[Work item] Where in the data does the word "Mesh" appear? Find those lines and copy them.

[Records]
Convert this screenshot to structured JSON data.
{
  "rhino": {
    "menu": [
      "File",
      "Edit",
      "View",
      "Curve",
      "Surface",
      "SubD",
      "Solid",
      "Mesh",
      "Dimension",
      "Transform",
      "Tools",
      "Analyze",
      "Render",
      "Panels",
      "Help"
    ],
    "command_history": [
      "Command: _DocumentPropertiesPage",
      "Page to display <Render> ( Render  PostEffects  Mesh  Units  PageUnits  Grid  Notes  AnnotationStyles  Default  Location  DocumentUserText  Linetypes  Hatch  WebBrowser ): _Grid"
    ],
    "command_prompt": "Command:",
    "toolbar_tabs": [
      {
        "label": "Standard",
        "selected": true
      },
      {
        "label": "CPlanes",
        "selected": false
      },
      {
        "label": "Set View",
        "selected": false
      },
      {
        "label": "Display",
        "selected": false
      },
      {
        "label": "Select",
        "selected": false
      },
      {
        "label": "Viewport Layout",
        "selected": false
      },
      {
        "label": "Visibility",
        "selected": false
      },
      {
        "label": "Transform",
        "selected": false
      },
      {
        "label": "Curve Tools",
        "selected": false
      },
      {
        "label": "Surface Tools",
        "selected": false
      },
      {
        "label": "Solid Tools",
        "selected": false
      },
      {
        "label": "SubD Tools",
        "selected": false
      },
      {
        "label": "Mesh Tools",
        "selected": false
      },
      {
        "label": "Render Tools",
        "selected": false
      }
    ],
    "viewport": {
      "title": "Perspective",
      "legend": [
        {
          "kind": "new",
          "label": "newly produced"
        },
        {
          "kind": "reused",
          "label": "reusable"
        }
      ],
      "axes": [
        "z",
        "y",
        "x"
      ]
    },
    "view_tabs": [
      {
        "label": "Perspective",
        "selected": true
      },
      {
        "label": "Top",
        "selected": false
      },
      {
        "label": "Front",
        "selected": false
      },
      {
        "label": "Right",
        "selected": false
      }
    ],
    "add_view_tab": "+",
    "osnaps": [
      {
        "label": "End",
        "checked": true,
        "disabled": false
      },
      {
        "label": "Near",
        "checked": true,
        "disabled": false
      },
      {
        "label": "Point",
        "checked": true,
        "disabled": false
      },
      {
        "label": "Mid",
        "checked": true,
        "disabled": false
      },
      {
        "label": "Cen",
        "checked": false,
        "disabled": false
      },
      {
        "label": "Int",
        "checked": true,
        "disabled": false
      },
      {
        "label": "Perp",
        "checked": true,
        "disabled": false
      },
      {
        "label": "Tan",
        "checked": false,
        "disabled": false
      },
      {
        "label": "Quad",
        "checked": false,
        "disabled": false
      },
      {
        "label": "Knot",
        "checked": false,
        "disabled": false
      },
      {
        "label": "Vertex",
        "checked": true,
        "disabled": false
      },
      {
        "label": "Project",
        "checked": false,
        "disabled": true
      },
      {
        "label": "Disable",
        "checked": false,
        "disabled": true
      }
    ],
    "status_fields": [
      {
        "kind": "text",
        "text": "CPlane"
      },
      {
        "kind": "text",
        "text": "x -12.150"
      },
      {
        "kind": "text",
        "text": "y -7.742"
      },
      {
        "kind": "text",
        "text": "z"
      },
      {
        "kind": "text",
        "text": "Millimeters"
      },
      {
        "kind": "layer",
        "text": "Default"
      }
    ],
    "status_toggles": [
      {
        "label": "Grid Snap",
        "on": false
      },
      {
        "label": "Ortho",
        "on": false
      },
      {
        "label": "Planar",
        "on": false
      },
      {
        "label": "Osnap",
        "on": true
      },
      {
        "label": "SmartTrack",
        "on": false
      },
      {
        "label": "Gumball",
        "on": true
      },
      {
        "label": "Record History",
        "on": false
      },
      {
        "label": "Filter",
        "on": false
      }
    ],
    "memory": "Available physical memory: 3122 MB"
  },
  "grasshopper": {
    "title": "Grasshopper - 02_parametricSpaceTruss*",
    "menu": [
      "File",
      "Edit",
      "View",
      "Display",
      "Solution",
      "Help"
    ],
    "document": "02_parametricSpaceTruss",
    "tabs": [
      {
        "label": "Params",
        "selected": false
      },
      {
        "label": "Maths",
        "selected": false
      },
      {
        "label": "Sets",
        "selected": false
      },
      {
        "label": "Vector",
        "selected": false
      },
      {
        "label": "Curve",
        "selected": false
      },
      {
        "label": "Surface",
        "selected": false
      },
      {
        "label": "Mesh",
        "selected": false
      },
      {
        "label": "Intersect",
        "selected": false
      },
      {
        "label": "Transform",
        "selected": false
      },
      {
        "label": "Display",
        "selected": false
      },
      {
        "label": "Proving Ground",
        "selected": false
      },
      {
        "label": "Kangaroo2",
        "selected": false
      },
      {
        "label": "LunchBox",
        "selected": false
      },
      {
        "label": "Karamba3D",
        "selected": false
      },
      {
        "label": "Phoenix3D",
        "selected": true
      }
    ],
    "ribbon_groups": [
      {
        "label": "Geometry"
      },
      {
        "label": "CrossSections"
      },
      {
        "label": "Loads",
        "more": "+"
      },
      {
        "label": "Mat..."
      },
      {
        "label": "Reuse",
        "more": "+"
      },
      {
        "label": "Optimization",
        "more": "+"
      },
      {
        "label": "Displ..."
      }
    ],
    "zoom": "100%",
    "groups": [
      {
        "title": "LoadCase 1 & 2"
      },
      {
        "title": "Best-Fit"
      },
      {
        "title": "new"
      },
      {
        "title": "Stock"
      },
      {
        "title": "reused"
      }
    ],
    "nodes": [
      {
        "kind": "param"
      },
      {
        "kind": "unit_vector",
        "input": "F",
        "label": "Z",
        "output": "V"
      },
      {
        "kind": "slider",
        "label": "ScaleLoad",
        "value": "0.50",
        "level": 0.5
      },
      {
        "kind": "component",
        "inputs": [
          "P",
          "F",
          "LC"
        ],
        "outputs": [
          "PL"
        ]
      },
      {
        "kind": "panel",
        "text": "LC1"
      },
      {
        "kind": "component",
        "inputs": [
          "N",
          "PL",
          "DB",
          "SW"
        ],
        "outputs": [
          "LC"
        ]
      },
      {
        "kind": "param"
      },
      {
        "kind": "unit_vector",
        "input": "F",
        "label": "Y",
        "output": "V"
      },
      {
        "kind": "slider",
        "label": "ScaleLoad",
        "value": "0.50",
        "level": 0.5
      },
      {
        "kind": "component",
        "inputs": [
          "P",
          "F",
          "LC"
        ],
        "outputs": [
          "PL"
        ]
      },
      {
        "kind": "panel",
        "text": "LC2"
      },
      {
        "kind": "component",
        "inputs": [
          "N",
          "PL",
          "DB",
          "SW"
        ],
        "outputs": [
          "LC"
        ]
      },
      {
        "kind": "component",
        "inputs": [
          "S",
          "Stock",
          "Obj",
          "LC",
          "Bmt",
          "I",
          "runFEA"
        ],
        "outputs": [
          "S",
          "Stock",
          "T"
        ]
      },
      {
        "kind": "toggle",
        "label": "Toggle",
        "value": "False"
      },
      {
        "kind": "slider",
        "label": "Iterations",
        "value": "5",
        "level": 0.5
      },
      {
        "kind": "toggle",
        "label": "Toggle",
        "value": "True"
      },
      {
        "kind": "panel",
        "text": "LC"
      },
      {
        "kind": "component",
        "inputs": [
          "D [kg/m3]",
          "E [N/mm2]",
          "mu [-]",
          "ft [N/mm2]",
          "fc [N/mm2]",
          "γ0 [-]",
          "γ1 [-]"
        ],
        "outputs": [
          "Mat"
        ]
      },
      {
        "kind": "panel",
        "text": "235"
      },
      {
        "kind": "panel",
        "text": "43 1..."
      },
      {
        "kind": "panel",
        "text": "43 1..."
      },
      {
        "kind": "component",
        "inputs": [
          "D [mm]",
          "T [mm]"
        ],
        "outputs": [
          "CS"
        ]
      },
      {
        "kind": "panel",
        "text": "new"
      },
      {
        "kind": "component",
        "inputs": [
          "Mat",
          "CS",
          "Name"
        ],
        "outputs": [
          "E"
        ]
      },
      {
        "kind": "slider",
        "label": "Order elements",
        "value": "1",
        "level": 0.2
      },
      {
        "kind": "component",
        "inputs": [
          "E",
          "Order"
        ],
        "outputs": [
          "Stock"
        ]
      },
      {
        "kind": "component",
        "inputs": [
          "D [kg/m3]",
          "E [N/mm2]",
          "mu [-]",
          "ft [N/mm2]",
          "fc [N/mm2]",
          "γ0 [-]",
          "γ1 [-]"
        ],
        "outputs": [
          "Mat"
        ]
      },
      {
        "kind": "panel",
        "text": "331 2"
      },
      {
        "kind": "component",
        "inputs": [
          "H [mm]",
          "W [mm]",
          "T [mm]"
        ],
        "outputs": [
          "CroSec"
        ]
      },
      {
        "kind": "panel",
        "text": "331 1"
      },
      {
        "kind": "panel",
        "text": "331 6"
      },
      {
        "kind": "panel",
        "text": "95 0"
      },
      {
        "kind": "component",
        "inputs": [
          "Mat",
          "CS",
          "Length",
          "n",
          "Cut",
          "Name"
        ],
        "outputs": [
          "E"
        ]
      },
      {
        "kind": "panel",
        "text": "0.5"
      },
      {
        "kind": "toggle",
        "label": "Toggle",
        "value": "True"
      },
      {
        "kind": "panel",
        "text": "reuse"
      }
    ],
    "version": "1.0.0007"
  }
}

[Response area]
      "Mesh",
      "Page to display <Render> ( Render  PostEffects  Mesh  Units  PageUnits  Grid  Notes  AnnotationStyles  Default  Location  DocumentUserText  Linetypes  Hatch  WebBrowser ): _Grid"
        "label": "Mesh Tools",
        "label": "Mesh",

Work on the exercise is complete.